The judge also signaled that a protective order would ultimately be imposed in the case as the discovery phase begins and both sides start sifting through millions of digital records. Mueller's team had asked for a sweeping protective order that would restrict how Concord handles documents and what would get shared with the other defendants. But Friedrich said she preferred a middle-ground approach.
The proceedings played out at an hour-long hearing at the DC federal courthouse as a more prominent drama unfolded in the same building: the hearing to determine whether former Trump campaign chairman Paul Manafort would be sent back to jail after getting hit with new charges last week.
The company was indicted in February alongside two other Russian companies, a prominent Russian oligarch and 12 other Russians that worked for the firms. The indictment accused the companies of operating a Kremlin-backed troll farm that created and disseminated propaganda on US social media to interfere with the 2016 presidential election. Concord has pleaded not guilty to conspiracy.
US-based lawyers for Concord, led by Eric Dubelier, argued that prosecutors needed to explicitly tell the grand jury that Concord knew the US laws and knew that its actions violated those statutes. But Friedrich noted that the defense never established, for sure, that the jury received instructions at all.
"I see no need to breach the secrecy of the grand jury," Friedrich said after peppering the defense with questions about their request. "Breaching the secrecy of the grand jury is not an easy thing to do."
Later in the hearing, Friedrich made it clear that there would be a protective order to regulate how the government provides discovery materials to Concord's lawyers. Mueller's team previously asked the judge to prevent Concord from sharing materials with its Russian co-defendants because of fears that the information could be used by Russian intelligence in future operations against the United States.

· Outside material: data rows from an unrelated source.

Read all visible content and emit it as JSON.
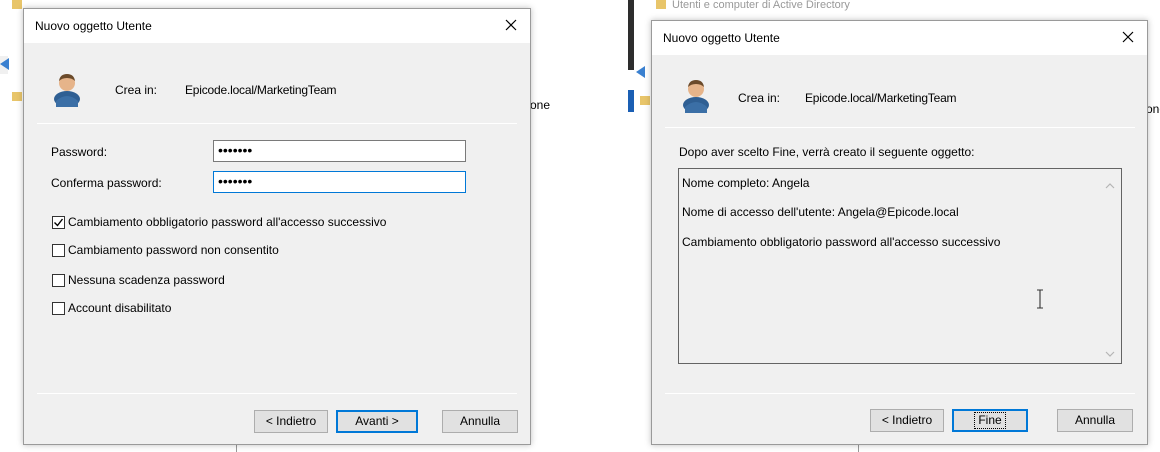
{
  "left_dialog": {
    "title": "Nuovo oggetto Utente",
    "crea_in_label": "Crea in:",
    "crea_in_path": "Epicode.local/MarketingTeam",
    "password_label": "Password:",
    "password_value": "•••••••",
    "confirm_label": "Conferma password:",
    "confirm_value": "•••••••",
    "checkboxes": [
      {
        "label": "Cambiamento obbligatorio password all'accesso successivo",
        "checked": true
      },
      {
        "label": "Cambiamento password non consentito",
        "checked": false
      },
      {
        "label": "Nessuna scadenza password",
        "checked": false
      },
      {
        "label": "Account disabilitato",
        "checked": false
      }
    ],
    "buttons": {
      "back": "< Indietro",
      "next": "Avanti >",
      "cancel": "Annulla"
    }
  },
  "right_dialog": {
    "title": "Nuovo oggetto Utente",
    "crea_in_label": "Crea in:",
    "crea_in_path": "Epicode.local/MarketingTeam",
    "info": "Dopo aver scelto Fine, verrà creato il seguente oggetto:",
    "summary_lines": [
      "Nome completo: Angela",
      "Nome di accesso dell'utente: Angela@Epicode.local",
      "Cambiamento obbligatorio password all'accesso successivo"
    ],
    "buttons": {
      "back": "< Indietro",
      "finish": "Fine",
      "cancel": "Annulla"
    }
  },
  "background": {
    "window_title": "Utenti e computer di Active Directory",
    "left_partial": "one",
    "right_partial": "one"
  },
  "colors": {
    "dialog_bg": "#f0f0f0",
    "focus_border": "#0078d7",
    "button_bg": "#e1e1e1"
  },
  "icons": [
    "user-icon",
    "close-icon",
    "checkmark-icon",
    "back-arrow-icon",
    "folder-icon",
    "i-beam-cursor-icon"
  ]
}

"The government has demonstrated good cause to protect some of the discovery," Friedrich said.
Friedrich, a Trump appointee, said she was "trying to get discovery off the ground" and instructed both sides to quickly reach an agreement, before the weekend, on how to handle non-sensitive documents. In a joint filing Friday afternoon, the two sides proposed an interim deal to share documents without putting national security at risk. As part of the deal, documents would be password-protected, Concord's lawyers would need to keep sensitive files off Internet-connected devices and Concord could not share these materials with anyone beyond their legal team.
But a lot of the materials include sensitive information, like stolen Social Security numbers or details that could identify people that are helping the government with its case. For this information, Friedrich told both sides to reach an agreement within 10 days or else she would come up with a deal on her own.
For the sensitive materials, Friedrich said she saw "areas of common ground" and said someone from the Justice Department should act as "firewall counsel" and review the documents on behalf of Concord. But Friedrich said the "firewall counsel" should not come from the special counsel's office.